Playing two songs at the same time sounds terrible. The dissonance screams in our skulls. It doesn't matter how good two songs might be. Our minds have no interest in hearing both at the same time.

People don't enjoy dissonance.


In 1956 Dr. Leon Festinger coined the term Cognitive Dissonance. He realized dissonance doesn't only occur in music. It can also be caused by conversation. It can especially be caused by opinions. It doesn't matter how well intentioned I may be, if I offer an opinion that contradicts my friends opinion, they're unlikely to enjoy the experience.

Aesop's Fable of The fox and the Grapes perfectly illustrates the power of cognitive dissonance.

A hungry fox is walking through the forest, looking for a bit of food. A few grapes are spotted on a nearby branch. Jumping to get them the fox flies through the air but lands with a frown. The grapes are too high. He jumps again and again but simply can't get the grapes.
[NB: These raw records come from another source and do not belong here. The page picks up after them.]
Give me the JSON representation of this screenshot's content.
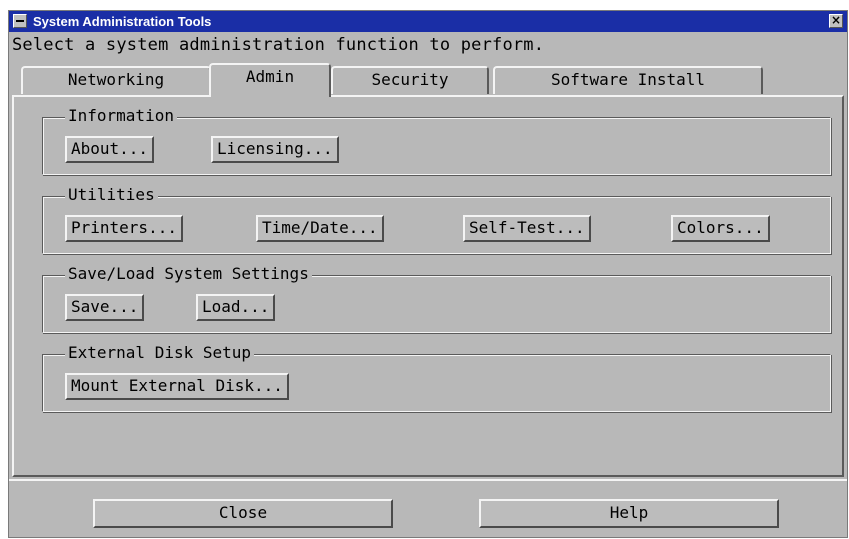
{
  "window": {
    "title": "System Administration Tools",
    "close_glyph": "×"
  },
  "instruction": "Select a system administration function to perform.",
  "tabs": [
    {
      "label": "Networking",
      "active": false
    },
    {
      "label": "Admin",
      "active": true
    },
    {
      "label": "Security",
      "active": false
    },
    {
      "label": "Software Install",
      "active": false
    }
  ],
  "groups": {
    "information": {
      "title": "Information",
      "buttons": [
        "About...",
        "Licensing..."
      ]
    },
    "utilities": {
      "title": "Utilities",
      "buttons": [
        "Printers...",
        "Time/Date...",
        "Self-Test...",
        "Colors..."
      ]
    },
    "save_load": {
      "title": "Save/Load System Settings",
      "buttons": [
        "Save...",
        "Load..."
      ]
    },
    "external_disk": {
      "title": "External Disk Setup",
      "buttons": [
        "Mount External Disk..."
      ]
    }
  },
  "footer": {
    "close_label": "Close",
    "help_label": "Help"
  },
  "colors": {
    "titlebar": "#1a2ea6",
    "face": "#b8b8b8"
  }
}
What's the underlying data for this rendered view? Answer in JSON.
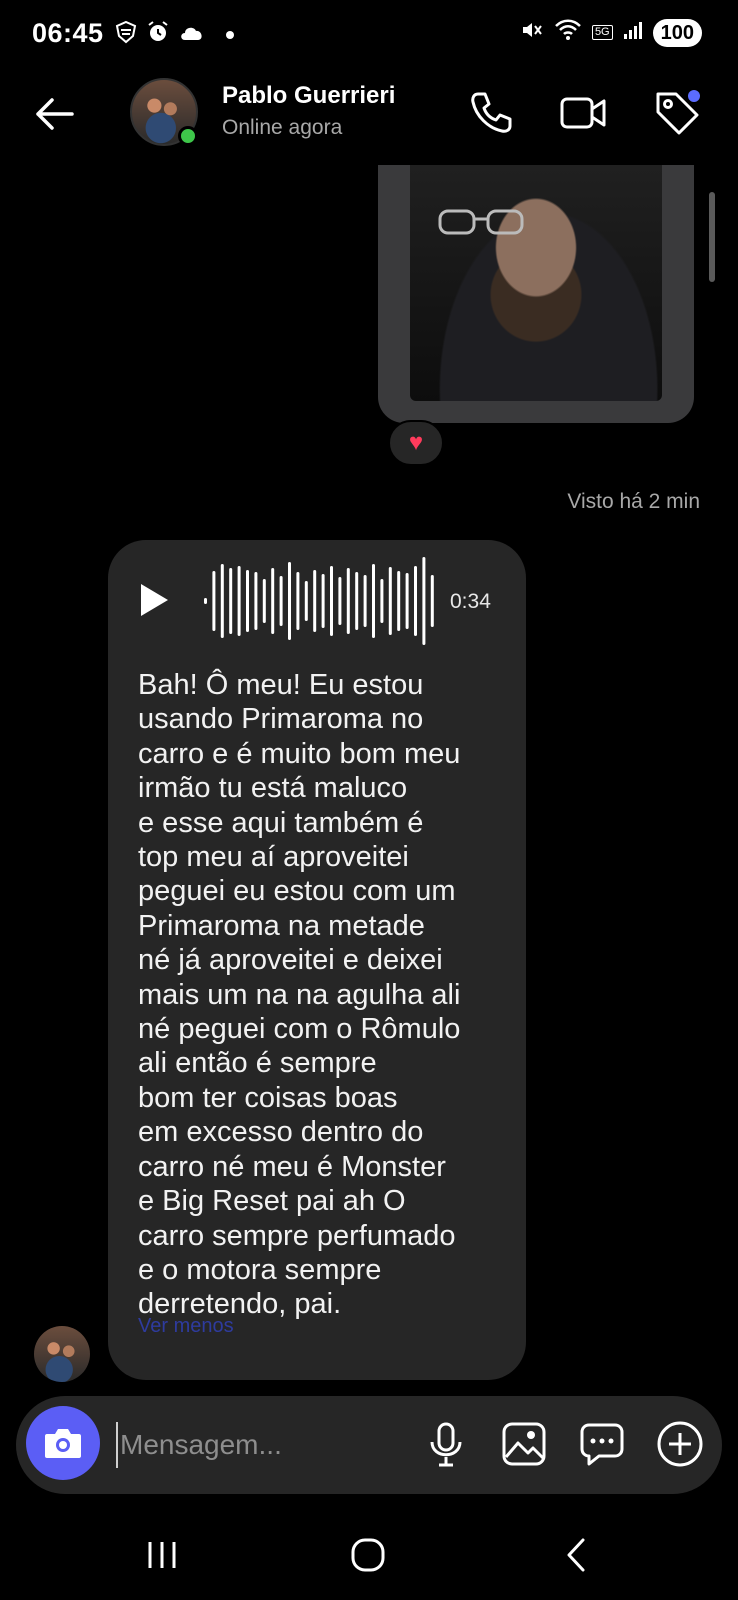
{
  "status_bar": {
    "time": "06:45",
    "network_badge": "5G",
    "battery": "100"
  },
  "header": {
    "contact_name": "Pablo Guerrieri",
    "contact_status": "Online agora",
    "online_color": "#3ec64a",
    "icons": [
      "back-arrow-icon",
      "phone-icon",
      "video-camera-icon",
      "tag-icon"
    ]
  },
  "messages": {
    "media_reaction": "♥",
    "seen_label": "Visto há 2 min",
    "voice": {
      "duration": "0:34",
      "transcript": "Bah! Ô meu! Eu estou\nusando Primaroma no\ncarro e é muito bom meu\nirmão tu está maluco\ne esse aqui também é\ntop meu aí aproveitei\npeguei eu estou com um\nPrimaroma na metade\nné já aproveitei e deixei\nmais um na na agulha ali\nné peguei com o Rômulo\nali então é sempre\nbom ter coisas boas\nem excesso dentro do\ncarro né meu é Monster\ne Big Reset pai ah O\ncarro sempre perfumado\ne o motora sempre\nderretendo, pai.",
      "see_less": "Ver menos"
    }
  },
  "composer": {
    "placeholder": "Mensagem...",
    "accent": "#5b5ef5"
  }
}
The tree can't be climbed. He knows he can't fly.

So the fox turns to leave with nothing but the taste of bitter disappointment in his mouth.
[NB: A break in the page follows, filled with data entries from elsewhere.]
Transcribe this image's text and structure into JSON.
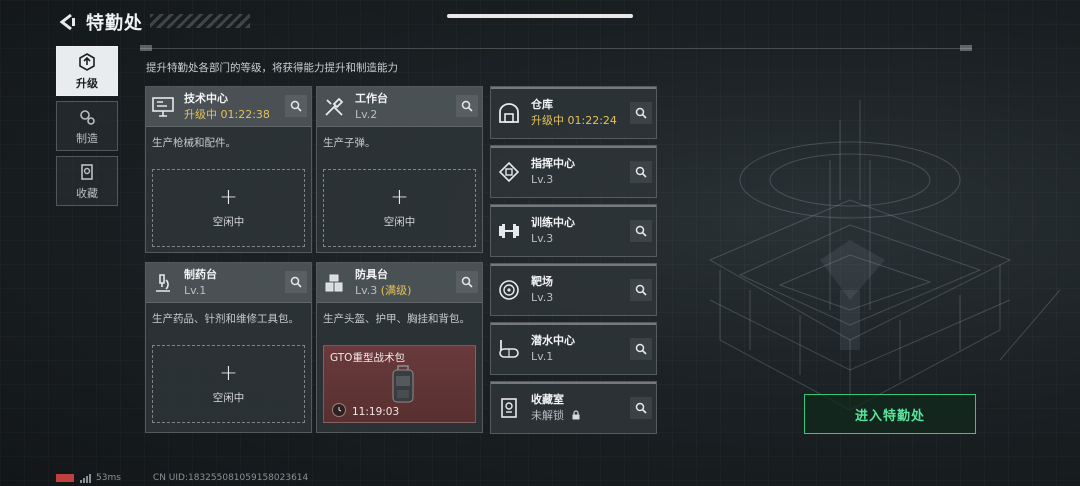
{
  "header": {
    "title": "特勤处"
  },
  "nav": {
    "tabs": [
      {
        "label": "升级",
        "icon": "upgrade-icon",
        "active": true
      },
      {
        "label": "制造",
        "icon": "gears-icon",
        "active": false
      },
      {
        "label": "收藏",
        "icon": "collection-icon",
        "active": false
      }
    ]
  },
  "subtitle": "提升特勤处各部门的等级，将获得能力提升和制造能力",
  "cards": [
    {
      "name": "技术中心",
      "status": "升级中 01:22:38",
      "desc": "生产枪械和配件。",
      "slot": {
        "plus": "+",
        "label": "空闲中"
      },
      "icon": "monitor-icon"
    },
    {
      "name": "工作台",
      "status": "Lv.2",
      "desc": "生产子弹。",
      "slot": {
        "plus": "+",
        "label": "空闲中"
      },
      "icon": "tools-icon"
    },
    {
      "name": "制药台",
      "status": "Lv.1",
      "desc": "生产药品、针剂和维修工具包。",
      "slot": {
        "plus": "+",
        "label": "空闲中"
      },
      "icon": "microscope-icon"
    },
    {
      "name": "防具台",
      "status": "Lv.3",
      "status_extra": "(满级)",
      "desc": "生产头盔、护甲、胸挂和背包。",
      "production": {
        "item": "GTO重型战术包",
        "time": "11:19:03"
      },
      "icon": "armor-icon"
    }
  ],
  "departments": [
    {
      "name": "仓库",
      "status": "升级中 01:22:24",
      "icon": "warehouse-icon"
    },
    {
      "name": "指挥中心",
      "status": "Lv.3",
      "icon": "chip-icon"
    },
    {
      "name": "训练中心",
      "status": "Lv.3",
      "icon": "dumbbell-icon"
    },
    {
      "name": "靶场",
      "status": "Lv.3",
      "icon": "target-icon"
    },
    {
      "name": "潜水中心",
      "status": "Lv.1",
      "icon": "diving-mask-icon"
    },
    {
      "name": "收藏室",
      "status": "未解锁",
      "icon": "trophy-icon"
    }
  ],
  "enter_button": "进入特勤处",
  "footer": {
    "ping": "53ms",
    "uid": "CN UID:18325508105915802361​4"
  },
  "colors": {
    "upgrading": "#e2c25a",
    "accent_green": "#37c77a",
    "battery_red": "#c04040"
  }
}
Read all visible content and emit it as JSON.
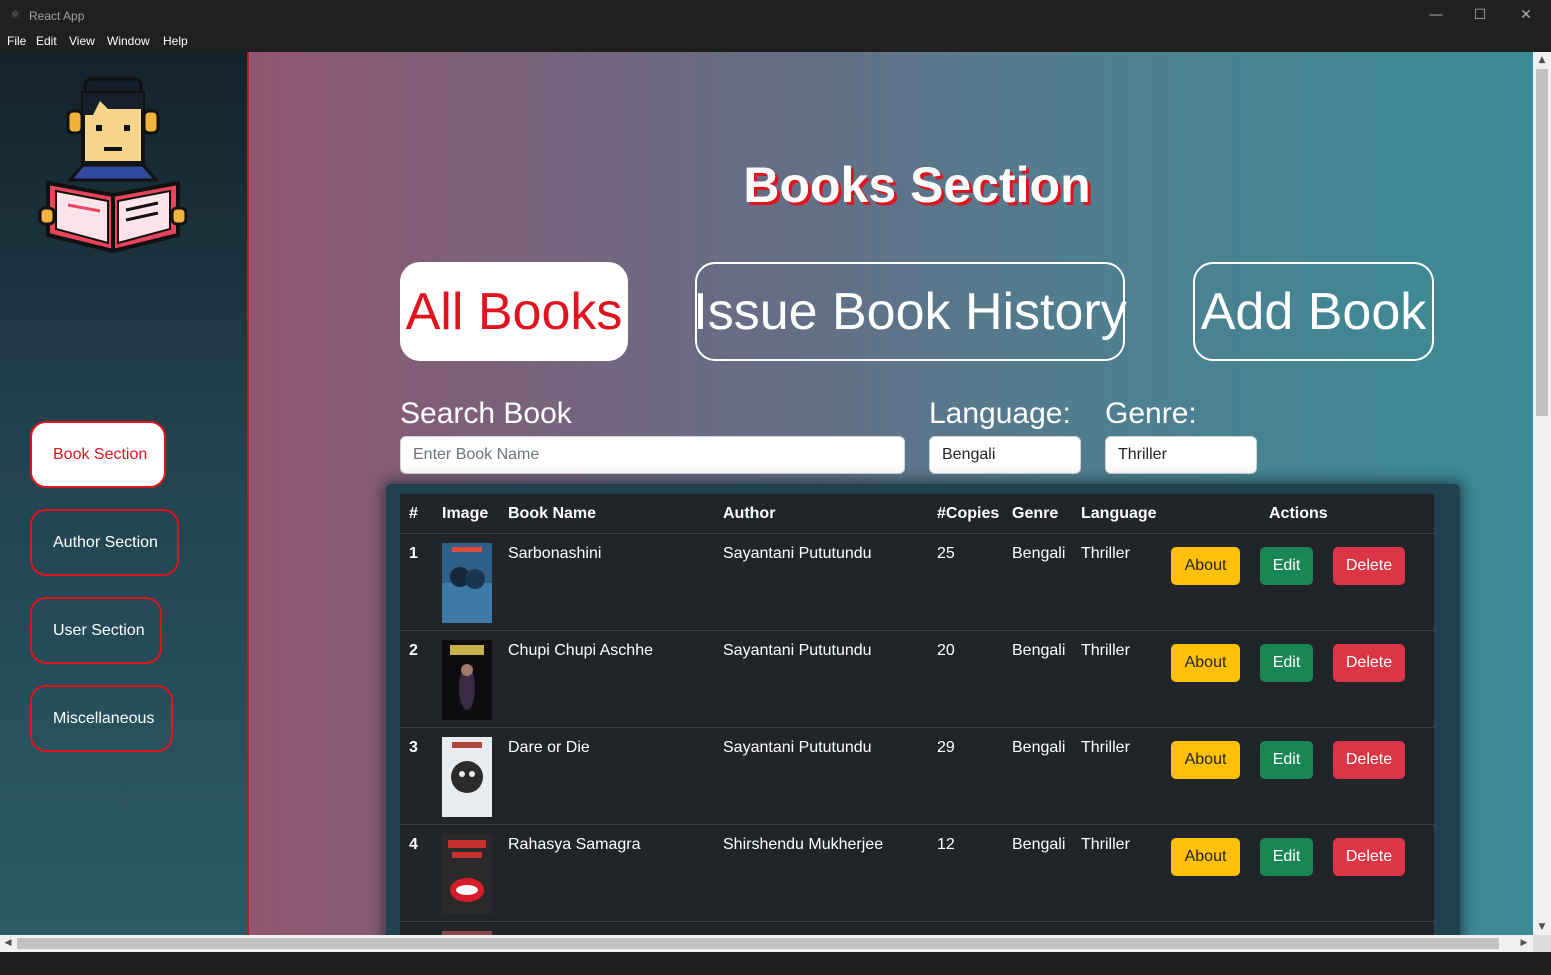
{
  "window": {
    "title": "React App",
    "minimize_icon": "minimize-icon",
    "maximize_icon": "maximize-icon",
    "close_icon": "close-icon"
  },
  "menu": [
    "File",
    "Edit",
    "View",
    "Window",
    "Help"
  ],
  "sidebar": {
    "logo": "reader-mascot-logo",
    "items": [
      {
        "label": "Book Section",
        "active": true
      },
      {
        "label": "Author Section",
        "active": false
      },
      {
        "label": "User Section",
        "active": false
      },
      {
        "label": "Miscellaneous",
        "active": false
      }
    ]
  },
  "main": {
    "title": "Books Section",
    "tabs": [
      {
        "label": "All Books",
        "active": true
      },
      {
        "label": "Issue Book History",
        "active": false
      },
      {
        "label": "Add Book",
        "active": false
      }
    ],
    "search": {
      "label": "Search Book",
      "placeholder": "Enter Book Name",
      "value": ""
    },
    "language": {
      "label": "Language:",
      "value": "Bengali"
    },
    "genre": {
      "label": "Genre:",
      "value": "Thriller"
    }
  },
  "table": {
    "headers": [
      "#",
      "Image",
      "Book Name",
      "Author",
      "#Copies",
      "Genre",
      "Language",
      "Actions"
    ],
    "action_labels": {
      "about": "About",
      "edit": "Edit",
      "delete": "Delete"
    },
    "rows": [
      {
        "num": "1",
        "name": "Sarbonashini",
        "author": "Sayantani Pututundu",
        "copies": "25",
        "genre": "Bengali",
        "language": "Thriller"
      },
      {
        "num": "2",
        "name": "Chupi Chupi Aschhe",
        "author": "Sayantani Pututundu",
        "copies": "20",
        "genre": "Bengali",
        "language": "Thriller"
      },
      {
        "num": "3",
        "name": "Dare or Die",
        "author": "Sayantani Pututundu",
        "copies": "29",
        "genre": "Bengali",
        "language": "Thriller"
      },
      {
        "num": "4",
        "name": "Rahasya Samagra",
        "author": "Shirshendu Mukherjee",
        "copies": "12",
        "genre": "Bengali",
        "language": "Thriller"
      }
    ]
  },
  "colors": {
    "accent_red": "#e0141e",
    "about_button": "#ffc107",
    "edit_button": "#198754",
    "delete_button": "#dc3545",
    "table_bg": "#212529"
  }
}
Then he stops. Looking back up, he notices the grapes have white spots near the stem. The grapes might not be completely ripe. Actually, those spots look a lot like the spots on a sour grape he had last month. These grapes are not completely ripe. Actually, they're very likely completely unripe! Probably... No, definitely sour. These grapes are sour!!
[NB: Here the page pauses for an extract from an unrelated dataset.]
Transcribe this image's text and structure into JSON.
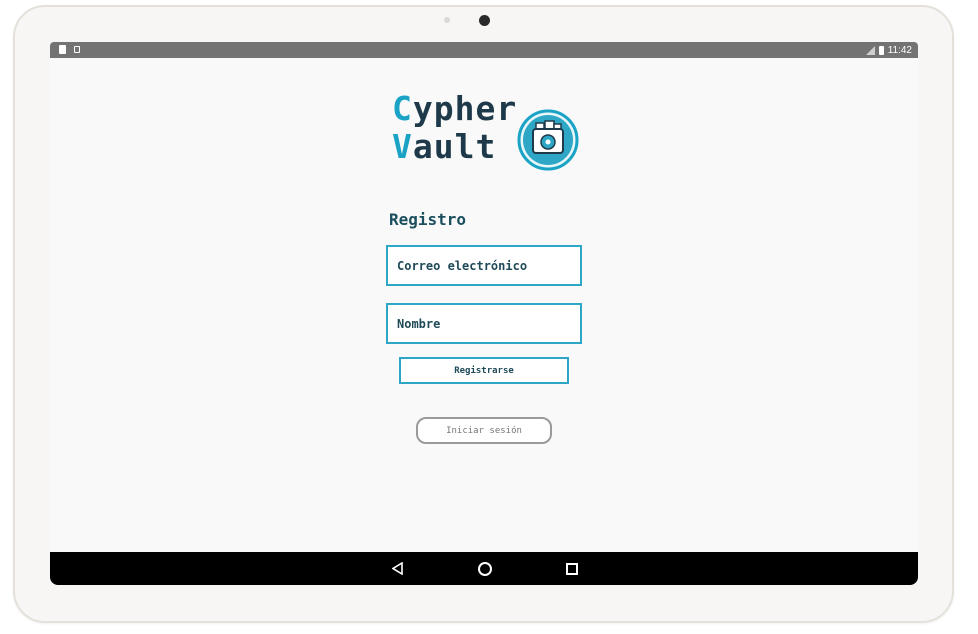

The fox's face wrinkles in disgust as his imagination leaves a wickedly sour taste clinging to his tongue.

Realizing these are sour grapes and walking away, a smile creeping across his face. For now he's completely satisfied after failing to get what he wanted so much.

What just happened?

The fox was excited to find the grapes, then disappointed because he couldn't get them. Now, however, he's completely satisfied to not have them at all.

The fox doesn't like believing he's incapable of reaching a goal he so desires. He'd rather change his desire than admit he couldn't reach it.

Keep this in mind whenever you offer to help someone else reach their goals. Once the fox has decided the grapes are sour, he won't see you as helpful when you show up offering to let loan him your ladder. His opinion's been formed and the best your ladder can do is undermine his conclusion.

To use Dr. Festinger's term, your offer to help simply attacks another's high opinion of themselves. People like to feel they are smart and capable. Your offer to help actually creates evidence contradicting this feeling. That contradiction creates cognitive dissonance.

This is why sales and marketing are so tough. Even when your product is fantastic! People are easily offended when you offer exactly the ladder you know they need.

If it's your job to sell ladders, remember. Your opportunity to help is resting in their opinions. And timing is everything.